Mario Igrec offers a standard, one-pass tuning, or a two-pass pitch raise for a small additional fee depending on the pitch and anticipated stability of the piano.

Tunings for concerts and recordings are available with or without an extended prep service that includes lubrication, small corrections in action regulation, damper tuning, and spot voicing.

Please make the piano accessible from all sides, provide sufficient room to pull out the action if necessary, and remove all objects from the lid prior to the scheduled appointment.

Click here to schedule an appointment.

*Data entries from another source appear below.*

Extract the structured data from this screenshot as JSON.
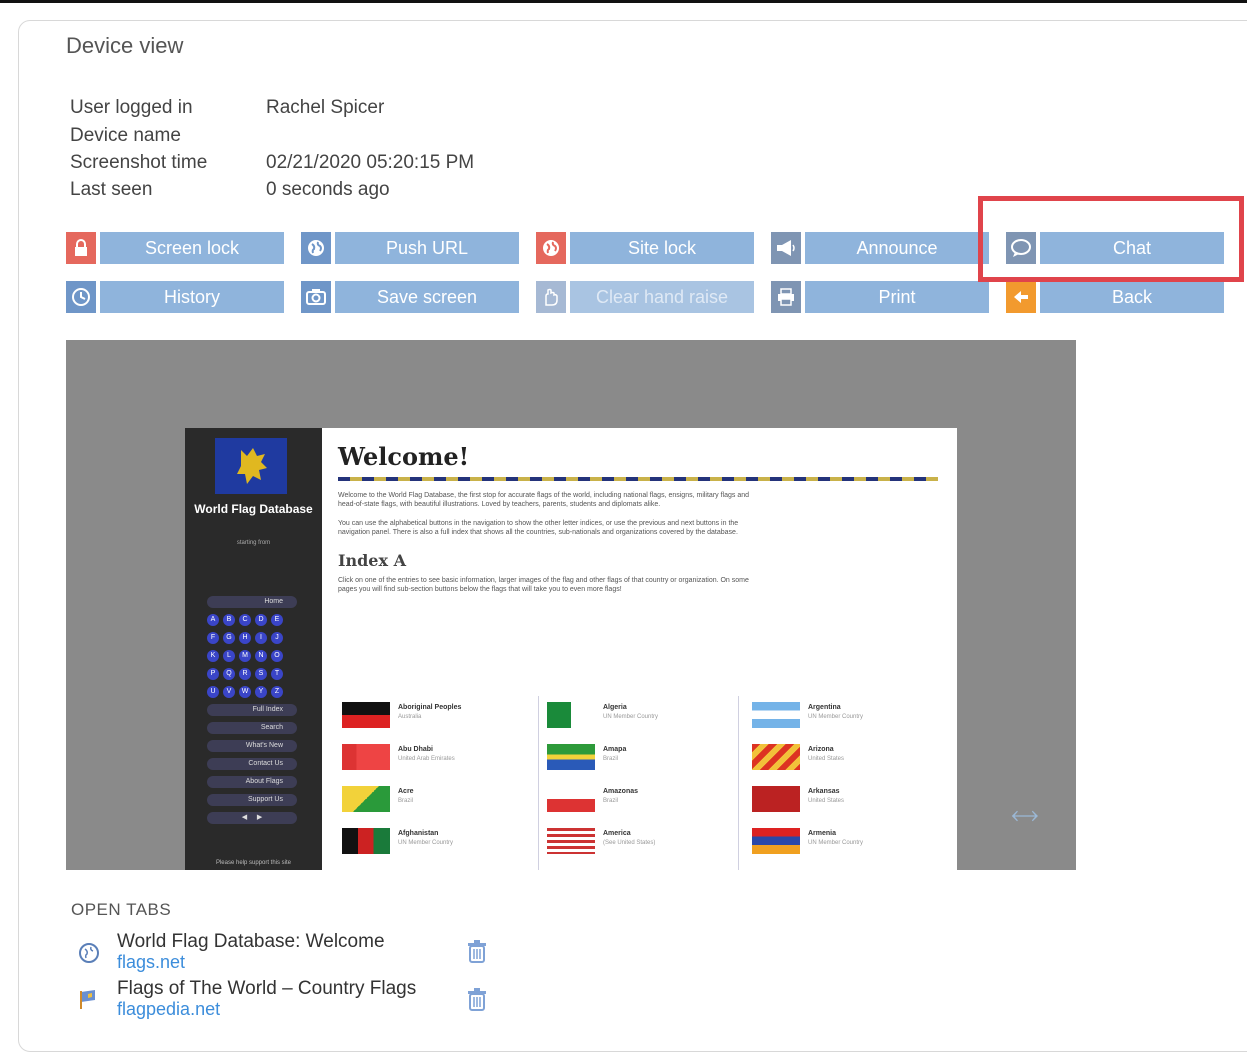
{
  "title": "Device view",
  "info": {
    "user_label": "User logged in",
    "user_value": "Rachel Spicer",
    "device_label": "Device name",
    "device_value": "",
    "screenshot_label": "Screenshot time",
    "screenshot_value": "02/21/2020 05:20:15 PM",
    "lastseen_label": "Last seen",
    "lastseen_value": "0 seconds ago"
  },
  "buttons": {
    "screen_lock": "Screen lock",
    "push_url": "Push URL",
    "site_lock": "Site lock",
    "announce": "Announce",
    "chat": "Chat",
    "history": "History",
    "save_screen": "Save screen",
    "clear_hand_raise": "Clear hand raise",
    "print": "Print",
    "back": "Back"
  },
  "preview": {
    "side_title": "World Flag Database",
    "side_sub": "starting from",
    "nav": [
      "Home",
      "Full Index",
      "Search",
      "What's New",
      "Contact Us",
      "About Flags",
      "Support Us"
    ],
    "letters": [
      "A",
      "B",
      "C",
      "D",
      "E",
      "F",
      "G",
      "H",
      "I",
      "J",
      "K",
      "L",
      "M",
      "N",
      "O",
      "P",
      "Q",
      "R",
      "S",
      "T",
      "U",
      "V",
      "W",
      "Y",
      "Z"
    ],
    "side_foot": "Please help support this site",
    "welcome": "Welcome!",
    "para1": "Welcome to the World Flag Database, the first stop for accurate flags of the world, including national flags, ensigns, military flags and head-of-state flags, with beautiful illustrations. Loved by teachers, parents, students and diplomats alike.",
    "para2": "You can use the alphabetical buttons in the navigation to show the other letter indices, or use the previous and next buttons in the navigation panel. There is also a full index that shows all the countries, sub-nationals and organizations covered by the database.",
    "index_title": "Index A",
    "para3": "Click on one of the entries to see basic information, larger images of the flag and other flags of that country or organization. On some pages you will find sub-section buttons below the flags that will take you to even more flags!",
    "flags": [
      {
        "name": "Aboriginal Peoples",
        "sub": "Australia"
      },
      {
        "name": "Algeria",
        "sub": "UN Member Country"
      },
      {
        "name": "Argentina",
        "sub": "UN Member Country"
      },
      {
        "name": "Abu Dhabi",
        "sub": "United Arab Emirates"
      },
      {
        "name": "Amapa",
        "sub": "Brazil"
      },
      {
        "name": "Arizona",
        "sub": "United States"
      },
      {
        "name": "Acre",
        "sub": "Brazil"
      },
      {
        "name": "Amazonas",
        "sub": "Brazil"
      },
      {
        "name": "Arkansas",
        "sub": "United States"
      },
      {
        "name": "Afghanistan",
        "sub": "UN Member Country"
      },
      {
        "name": "America",
        "sub": "(See United States)"
      },
      {
        "name": "Armenia",
        "sub": "UN Member Country"
      }
    ]
  },
  "open_tabs": {
    "heading": "OPEN TABS",
    "items": [
      {
        "title": "World Flag Database: Welcome",
        "url": "flags.net"
      },
      {
        "title": "Flags of The World – Country Flags",
        "url": "flagpedia.net"
      }
    ]
  }
}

The standard pitch today is 440 Hz (vibrations per second) for the middle A. Some modern pianos, however, were designed for a higher pitch. Bösendorfer, for example, recommends A 442. When a piano is tuned below its optimal pitch, it loses its tonal luster and its voicing becomes less even. Tuning to or close to the standard pitch is a requirement if the piano will be used with other instruments, especially those that can't be tuned (e.g. marimba, vibraphone, celesta, etc), or those that can be tuned only within a narrow pitch range (e.g. all woodwind and brass instruments). Let us know if you prefer a particular pitch.

Humidity and Temperature

Concert technicians learn to tune stage pianos slightly sharp in the middle to compensate for the warming of the piano by stage lights. They also slightly detune unisons, anticipating a greater drop in pitch in right-most strings during the performance. If your piano sits under (or, worse, over) an A/C vent, near a radiator or window, or gets hit by direct sunlight even for just a few minutes every day, the piano will react just as it does under stage lights, and the tuning will constantly change.

Whereas temperature has an almost immediate, but limited effect on the tuning, changes in humidity have more pronounced long-term effects. The piano soundboard is under a controlled amount of compression, exhibited by its upward curvature or crowning: it flattens out in dry weather and swells up during the humid season. These changes—known to throw the pitch of the middle A by as much as a quarter tone or more—affect the tenor and middle sections much more than the low bass and treble, causing the intervals between the bass and middle sections to expand, and those between the middle and treble to contract. The result is an unbearably bad tuning. Interestingly, once the humidity returns to its original levels, a well-performed tuning tends to return close to its original state.

For more information on the effects of humidity and temperature, and how to control them, see the Maintenance page.

What Time of Year Is Best for Tuning?

If your piano is well protected from the swings in humidity and temperature, any time will work. If it isn't, the best time is a couple of weeks into the longest season with most stable climate conditions. In the South of the United States, for example, that tends to be between April and May, after air conditioning has started running continuously, and around December 1 when the heating is likely to be needed for the next two or three months.

How Often Should I Get My Piano Tuned?

If you tightly control humidity and temperature, a fine tuning can last a year or longer, but when humidity and temperature change, even the most rock-solid tuning will be thrown out within days or hours. The best advice is to keep humidity and temperature as constant as possible. Your piano will stay in tune longer, and when you get it tuned won't matter.

Please send comments and inquires to info@igrecpiano.com